Probability Strategies

## Simple Random Sampling

When the population members are similar to one another on important variables

Ensures a high degree of representativeness

Time consuming and tedious

Systematic Sampling

When the population members are similar to one another on important variables

Ensures a high degree of representativeness, and no need to use a table of random numbers

Less random than simple random sampling

Stratified Random Sampling

When the population is heterogeneous and contains several different groups, some of which are related to the topic of the study

Ensures a high degree of representativeness of all the strata or layers in the population

Time consuming and tedious

Cluster Sampling

When the population consists of units rather than individuals

Easy and convenient

Possibly, members of units are different from one another, decreasing the techniques effectiveness

Non-Probability Sampling

Convenience Sampling

When the members of the population are convenient to sample

Convenience and inexpensive

Degree of generalizability is questionable

Quota Sampling

When strata are present and stratified sampling is not possible

Insures some degree of representativeness of all the strata in the population

Degree of generalizability is questionable

Notes:

1.                   Reducing sampling error is the major goal of any selection technique.

2.                   A sample should be big enough to answer the research question, but not so big that the process of sampling becomes uneconomical.

3.                   Estimating sample size – in general, you need a larger sample to accurately represent the population when:

a.       The amount of variability within groups is greater, and

b.       The difference between the tw groups gets smaller.

4.                   In general, the larger the sample, the smaller the sampling error and the better job you can do.

5.                   If you are going to use several subgroups in your work (such as males and females who are both 10 years of age, and healthy and unhealthy urban residents), be sure your initial selection of subjects is large enough to account for the eventual breaking down of subject groups.

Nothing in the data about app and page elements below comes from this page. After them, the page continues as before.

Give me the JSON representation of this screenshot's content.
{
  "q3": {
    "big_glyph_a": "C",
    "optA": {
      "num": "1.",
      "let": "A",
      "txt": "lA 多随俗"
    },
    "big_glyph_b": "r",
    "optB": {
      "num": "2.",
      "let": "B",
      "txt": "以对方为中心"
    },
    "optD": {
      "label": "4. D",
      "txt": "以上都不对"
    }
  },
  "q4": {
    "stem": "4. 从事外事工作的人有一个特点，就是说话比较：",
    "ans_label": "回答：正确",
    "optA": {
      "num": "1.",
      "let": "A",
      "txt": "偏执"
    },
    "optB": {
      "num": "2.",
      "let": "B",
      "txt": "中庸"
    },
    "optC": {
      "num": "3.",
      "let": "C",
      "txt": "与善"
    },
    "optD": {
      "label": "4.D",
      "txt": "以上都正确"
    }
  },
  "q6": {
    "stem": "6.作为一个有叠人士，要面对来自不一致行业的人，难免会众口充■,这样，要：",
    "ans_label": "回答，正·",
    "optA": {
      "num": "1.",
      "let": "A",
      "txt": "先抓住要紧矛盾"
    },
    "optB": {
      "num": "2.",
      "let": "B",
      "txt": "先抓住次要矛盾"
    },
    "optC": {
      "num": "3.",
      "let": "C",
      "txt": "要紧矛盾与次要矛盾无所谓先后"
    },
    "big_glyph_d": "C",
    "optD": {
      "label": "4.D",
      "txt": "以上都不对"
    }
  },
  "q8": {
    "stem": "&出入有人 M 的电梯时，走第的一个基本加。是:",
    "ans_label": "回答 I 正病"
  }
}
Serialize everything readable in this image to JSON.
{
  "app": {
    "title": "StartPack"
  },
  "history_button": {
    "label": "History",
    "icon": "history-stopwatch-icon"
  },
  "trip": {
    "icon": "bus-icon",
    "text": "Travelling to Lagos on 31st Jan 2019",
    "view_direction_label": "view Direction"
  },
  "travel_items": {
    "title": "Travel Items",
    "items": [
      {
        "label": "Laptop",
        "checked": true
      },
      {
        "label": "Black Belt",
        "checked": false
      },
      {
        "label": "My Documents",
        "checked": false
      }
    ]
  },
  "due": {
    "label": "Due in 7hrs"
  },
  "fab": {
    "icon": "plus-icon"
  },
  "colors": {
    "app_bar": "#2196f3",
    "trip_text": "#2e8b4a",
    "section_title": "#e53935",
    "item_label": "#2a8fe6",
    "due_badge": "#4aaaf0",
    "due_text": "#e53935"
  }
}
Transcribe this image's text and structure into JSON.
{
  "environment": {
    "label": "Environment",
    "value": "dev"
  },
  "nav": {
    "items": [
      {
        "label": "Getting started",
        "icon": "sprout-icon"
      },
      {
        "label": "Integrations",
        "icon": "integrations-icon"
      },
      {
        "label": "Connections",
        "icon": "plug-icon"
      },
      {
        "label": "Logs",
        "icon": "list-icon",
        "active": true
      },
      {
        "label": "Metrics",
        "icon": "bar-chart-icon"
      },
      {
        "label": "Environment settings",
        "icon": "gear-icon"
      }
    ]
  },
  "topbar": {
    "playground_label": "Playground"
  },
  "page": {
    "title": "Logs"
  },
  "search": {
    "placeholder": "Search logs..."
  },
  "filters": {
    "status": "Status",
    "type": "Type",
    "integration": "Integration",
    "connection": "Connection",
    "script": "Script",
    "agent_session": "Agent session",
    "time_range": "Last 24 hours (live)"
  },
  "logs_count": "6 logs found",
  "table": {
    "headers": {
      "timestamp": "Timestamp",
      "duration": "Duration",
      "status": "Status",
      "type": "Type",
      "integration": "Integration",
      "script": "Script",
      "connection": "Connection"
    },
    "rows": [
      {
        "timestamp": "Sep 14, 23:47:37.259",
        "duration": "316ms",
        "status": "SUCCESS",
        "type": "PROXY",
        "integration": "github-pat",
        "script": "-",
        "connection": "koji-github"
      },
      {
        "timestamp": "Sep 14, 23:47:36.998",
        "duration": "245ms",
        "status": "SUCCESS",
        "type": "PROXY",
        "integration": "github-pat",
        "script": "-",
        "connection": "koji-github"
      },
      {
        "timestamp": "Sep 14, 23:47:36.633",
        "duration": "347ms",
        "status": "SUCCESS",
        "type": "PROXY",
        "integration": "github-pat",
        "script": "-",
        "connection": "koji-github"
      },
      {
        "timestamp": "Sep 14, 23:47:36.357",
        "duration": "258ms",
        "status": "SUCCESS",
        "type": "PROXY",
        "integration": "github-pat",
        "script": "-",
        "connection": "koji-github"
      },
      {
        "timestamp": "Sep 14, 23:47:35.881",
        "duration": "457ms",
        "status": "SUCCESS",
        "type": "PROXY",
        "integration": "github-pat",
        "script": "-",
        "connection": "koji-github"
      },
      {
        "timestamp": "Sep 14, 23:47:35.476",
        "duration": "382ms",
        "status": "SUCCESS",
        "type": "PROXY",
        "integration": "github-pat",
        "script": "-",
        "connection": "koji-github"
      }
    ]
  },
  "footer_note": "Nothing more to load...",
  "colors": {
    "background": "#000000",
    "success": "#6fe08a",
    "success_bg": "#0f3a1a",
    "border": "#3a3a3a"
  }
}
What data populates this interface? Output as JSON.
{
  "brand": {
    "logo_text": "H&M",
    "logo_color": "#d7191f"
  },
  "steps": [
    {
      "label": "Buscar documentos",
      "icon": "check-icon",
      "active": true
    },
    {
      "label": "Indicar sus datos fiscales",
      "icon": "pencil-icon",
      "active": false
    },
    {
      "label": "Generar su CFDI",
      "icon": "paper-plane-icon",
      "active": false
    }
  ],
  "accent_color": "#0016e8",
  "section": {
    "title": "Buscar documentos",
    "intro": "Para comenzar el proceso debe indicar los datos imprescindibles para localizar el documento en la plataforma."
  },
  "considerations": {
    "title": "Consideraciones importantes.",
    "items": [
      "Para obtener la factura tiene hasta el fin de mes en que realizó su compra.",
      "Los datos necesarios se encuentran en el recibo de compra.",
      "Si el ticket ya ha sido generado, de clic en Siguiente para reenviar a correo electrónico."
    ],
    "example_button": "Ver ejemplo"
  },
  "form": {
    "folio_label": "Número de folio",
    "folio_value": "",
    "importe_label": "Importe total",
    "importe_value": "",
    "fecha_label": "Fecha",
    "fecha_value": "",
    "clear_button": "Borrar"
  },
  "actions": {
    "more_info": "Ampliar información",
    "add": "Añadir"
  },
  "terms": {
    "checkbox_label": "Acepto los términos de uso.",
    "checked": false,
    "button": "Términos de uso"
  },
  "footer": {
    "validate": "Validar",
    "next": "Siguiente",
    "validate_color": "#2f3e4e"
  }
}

6.                   If you are mailing out surveys or questionnaire, count on increasing your sample size by 40% to 50% to account for lost mail and uncooperative subjects.

7.                   Remember that big is good, but appropriate is better.  Do not waste your hard-earned money or valuable time generating samples that are larger than you need… law of diminishing returns will set in!